Do increasing worries about insider threats mean it is time to take another look at DRM?
The encryption vendor SafeNet publishes a Breach Level Index which records actual reported incidents of data loss. Whilst the number of losses attributed to malicious outsiders (58%) exceeds those attributed to malicious insiders (13%), SafeNet claims that insiders account for more than half of the actual information lost. This is because insiders will also be responsible for all the accidental losses that account for a further 26.5% of incidents and the stats do not take into account the fact that many breaches caused by insiders will go unreported. The insider threat is clearly something that organisations need to guard against to protect their secrets and regulated data.
Employees can be coached to avoid accidents and technology can support this. Intentional theft is harder to prevent, whether it is for reasons of personal gain, industrial espionage or just out of spite. According to Verizon's Data Breach Investigations Report, 70% of the thefts of data by insiders are committed within thirty days of an employee resigning from their job, suggesting they plan to a take data with them to their new employer. Malicious insiders will try to find a way around the barriers put in place to protect data; training may even serve to provide useful pointers about how to go about it.

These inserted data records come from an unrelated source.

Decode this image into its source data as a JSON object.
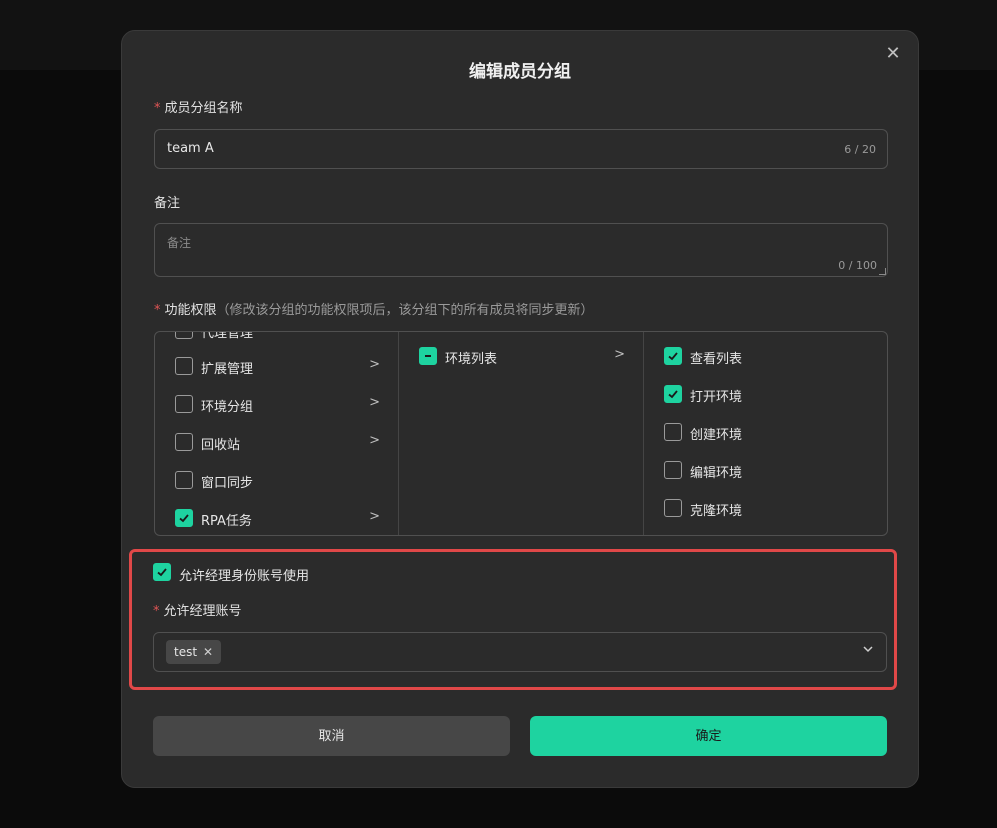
{
  "modal": {
    "title": "编辑成员分组",
    "close_icon": "close-icon"
  },
  "group_name": {
    "required_mark": "*",
    "label": "成员分组名称",
    "value": "team A",
    "count": "6 / 20"
  },
  "remark": {
    "label": "备注",
    "placeholder": "备注",
    "count": "0 / 100"
  },
  "permissions": {
    "required_mark": "*",
    "label": "功能权限",
    "hint": "（修改该分组的功能权限项后，该分组下的所有成员将同步更新）",
    "col1": [
      {
        "label": "代理管理",
        "checked": false,
        "has_children": true
      },
      {
        "label": "扩展管理",
        "checked": false,
        "has_children": true
      },
      {
        "label": "环境分组",
        "checked": false,
        "has_children": true
      },
      {
        "label": "回收站",
        "checked": false,
        "has_children": true
      },
      {
        "label": "窗口同步",
        "checked": false,
        "has_children": false
      },
      {
        "label": "RPA任务",
        "checked": true,
        "has_children": true
      }
    ],
    "col2": [
      {
        "label": "环境列表",
        "state": "partial",
        "has_children": true
      }
    ],
    "col3": [
      {
        "label": "查看列表",
        "checked": true
      },
      {
        "label": "打开环境",
        "checked": true
      },
      {
        "label": "创建环境",
        "checked": false
      },
      {
        "label": "编辑环境",
        "checked": false
      },
      {
        "label": "克隆环境",
        "checked": false
      }
    ]
  },
  "manager": {
    "allow_label": "允许经理身份账号使用",
    "allow_checked": true,
    "account_required_mark": "*",
    "account_label": "允许经理账号",
    "selected_tags": [
      "test"
    ],
    "tag_close": "✕",
    "dropdown_icon": "chevron-down-icon"
  },
  "footer": {
    "cancel_label": "取消",
    "ok_label": "确定"
  },
  "colors": {
    "accent": "#1ed3a0",
    "highlight": "#e04848",
    "required": "#e05555"
  }
}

Some existing security technologies have a role to play in protecting against the insider threat. Basic access controls built into data stores, linked to identity and access (IAM) management systems are a good starting point, encryption of stored data strengthens this helping to ensure only those with the necessary rights can access data in the first place. In addition, there have been many implementations of data loss prevention (DLP) systems in recent years; these monitor the movement of data over networks and alert when content is going somewhere it shouldn't and, if necessary, blocks it.
However, if a user has the rights to access data, and indeed to create it in the first place, then these systems do not help, especially if the user is to be trusted to use that data on remote devices. To protect data at all times controls must extend to wherever the data is. It is to this end that renewed interest is being taken in digital rights management (DRM). In the past issues such as scalability and user acceptance have held many organisations back from implementing DRM. That is something DRM suppliers such as Fasoo and Verdasys have sought to address.
DRM, as with DLP, requires all documents to be classified from the moment of creation and monitored throughout their life cycle. With DRM user actions are controlled through an online policy server, which is referred to each time a sensitive document is accessed. So, for example, a remote user can be prevented from taking actions on a given document such as copying or printing; documents can only be shared with other authorised users. Most importantly an audit trail of who has done what to a document, and when, is collected and managed at all stages.
Just trusting employees would be cheaper and easier than implementing more technology. However, it is clear that this is not a strategy businesses can move forward with. Even if they are prepared to take risk with their own intellectual property regulators will not accept a casual approach when it comes to sensitive personal and financial data. If your organisation cannot be sure what users are doing with its sensitive data at all times, perhaps it is time to take a look at DRM.
Quocirca's report "What keeps your CEO up at night? The insider threat: solved with DRM", is freely available here.